A few weeks ago a friend and I were returning from an afternoon spent canoeing on the North River. We had paddled from the Union Street Bridge to the Pembroke Canoe Launch, and before heading home, we had to stop back at Union Street to retrieve my car. It was 8:30 PM, the sun had almost completely set, and I was concerned that the gate at the launch area would be locked for the night. As we rounded the bend, I was relieved to see the gate still wide open. I had expected that my car would be the only one left there, so I was surprised to see the parking area full. Why were there so many people out on the North River on a Sunday night?

A quick glance toward the water answered my question. The tide was going out, and the river banks were lined with people . . . and every one of them had a fishing pole in his or her hand!
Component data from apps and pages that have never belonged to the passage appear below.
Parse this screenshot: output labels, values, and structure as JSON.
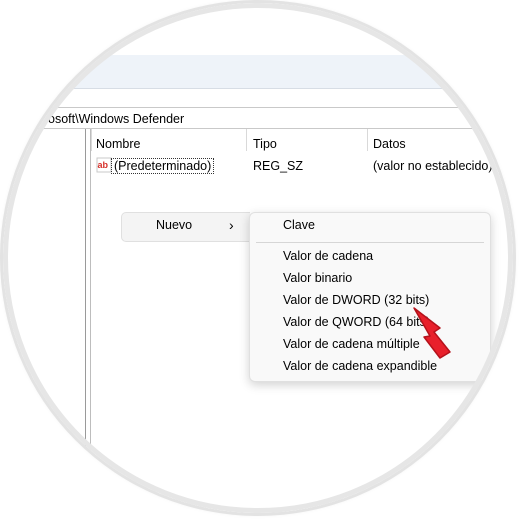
{
  "address": {
    "path": "osoft\\Windows Defender"
  },
  "columns": {
    "name": "Nombre",
    "type": "Tipo",
    "data": "Datos"
  },
  "rows": [
    {
      "name": "(Predeterminado)",
      "type": "REG_SZ",
      "data": "(valor no establecido)",
      "icon": "reg-string-icon"
    }
  ],
  "context_menu": {
    "nuevo_label": "Nuevo",
    "nuevo_arrow": "›"
  },
  "submenu": {
    "clave": "Clave",
    "items": [
      "Valor de cadena",
      "Valor binario",
      "Valor de DWORD (32 bits)",
      "Valor de QWORD (64 bits)",
      "Valor de cadena múltiple",
      "Valor de cadena expandible"
    ]
  },
  "colors": {
    "accent_arrow": "#e8202b",
    "toolbar_band": "#eef3f9"
  },
  "icon_text": {
    "reg_string": "ab"
  }
}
I know very little about the sport, but I’ve heard about people like these who will stay up through all hours of the night if it means good fishing. Curious, I called Damon Reed of Norwell — an all-hours fisherman in his own right — to get the story. Why were there so many people hanging out at the river’s edge at the end of the day? It turns out that the striped bass are in town.

Striped bass first appear in the North and South Rivers at the end of April. By the third week in May they are here in good numbers. Like most summer residents, they will stay around until October or November, depending on the water temperature and what kinds of storms we experience in the fall.
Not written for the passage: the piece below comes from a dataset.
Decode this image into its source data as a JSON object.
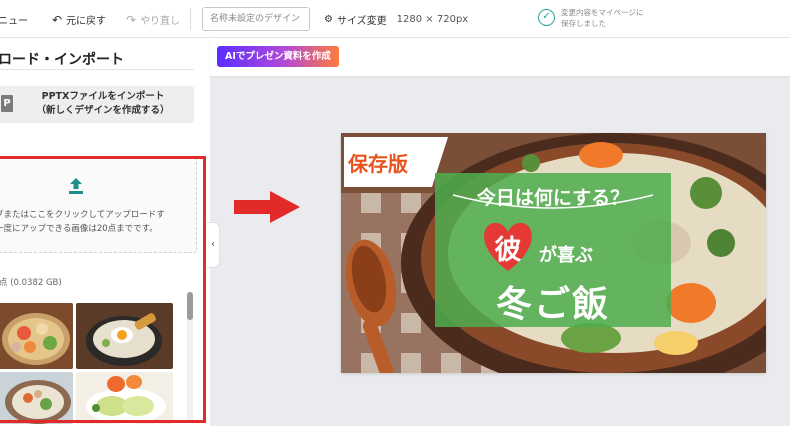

The striped bass that we see around here migrate north from the Hudson River or the Chesapeake Bay area. Every year when the weather grows warm, they work their way up the coast (they are rarely found more than three miles offshore), searching for a river or bay or estuary in New England or as far north as the Maritimes in which to spawn. Once they’re here, they stay for the summer.

And we welcome them. Striped bass are popular among fishermen because they put up a good fight and thus are a challenge to catch. They are also quite tasty, Reed explains. Such popularity can be a problem, though. Back in 1980, the experts discovered that the numbers of striped bass were shrinking — not enough of them were surviving to reproductive age and thus the “birth rates” were down. In order to protect the brood stock, state officials set restrictions on what size fish could be kept. To protect maturing fish, each year the Division of Marine Fisheries increased the length requirement, which grew as high as 36 inches. Anything smaller had to be released.

The threat to the striped bass population has lessened in recent years, and the minimum size limit has been lowered to 34 inches. There are now a number of fish of that size — a good many more, Reed reports, than in years past. But there are lots of smaller fish too, so many more that one’s chances of catching an undersized fish are considerably better than catching a keeper. In order to maintain a sizable striped bass population, it is important to release undersized fish properly. Reed offers these recommendations.

* For fly fishermen: Use a barbless hook, which will be very easy to remove once the fish is caught, even if the bass has swallowed the hook. Fish caught with a fly rod and then released have a high survival rate, provided that the rod you use is of proper size and thus you do not have to play the fish to exhaustion to bring it in.

* For those who use spinning or conventional rods/tackle: Commonly used treble hooks can not only hook the fish in the mouth, but also alongside the body, making it difficult to release safely. Removing one or more sets of treble hooks, using less hooks in general, or even using a single hook will help make it easier on both you and the fish.

* For bait fishermen: Instead of letting the fish run with the bait for a while before you set the hook, strike as soon as the fish has picked up the bait. Yes, you will miss more fish this way, but you will greatly increase your chances of hooking a fish on the outer part of the mouth (from where it is easier to release). If the hook has been swallowed, you’ll do the fish less harm in cutting off the hook rather than in trying to remove it..

Once you have caught a striped bass and determined that you will have to release it, treat it well so that it will survive and grow to full “keeper” size. When removing hooks, try to keep the fish in the water and refrain from holding it in a vertical position. If you have to lift it out of the water, do it quickly and gently place (rather than drop) the fish back in when you’re done. If the fish is tired, hold it by the lip or tail and move it back and forth in the water until it breaks away on its own power. Touch the fish as little as possible so as not to remove as little as possible of the slimy coating that protects striped bass from disease and parasites.

Like most fishermen, Damon Reed will not disclose his favorite striped bass fishing places. Stripers have been seen as far upstream on the North River as Route 53, as well as along the length of Humarock on the South River. As striped bass are nocturnal feeders, the best times of day to fish for them are pre-dawn or dusk, especially at the stages of the tides when the water is moving (This would explain the crowds at the Union Street Bridge). Nighttime would be a second choice. As striped bass tend to retreat from sound disturbances and light, daytime is not an optimum to fish for them on the rivers.

– by Kezia Bacon
July 1996

Kezia Bacon of Marshfield is the Assistant Director of the North and South Rivers Watershed Association (NSRWA).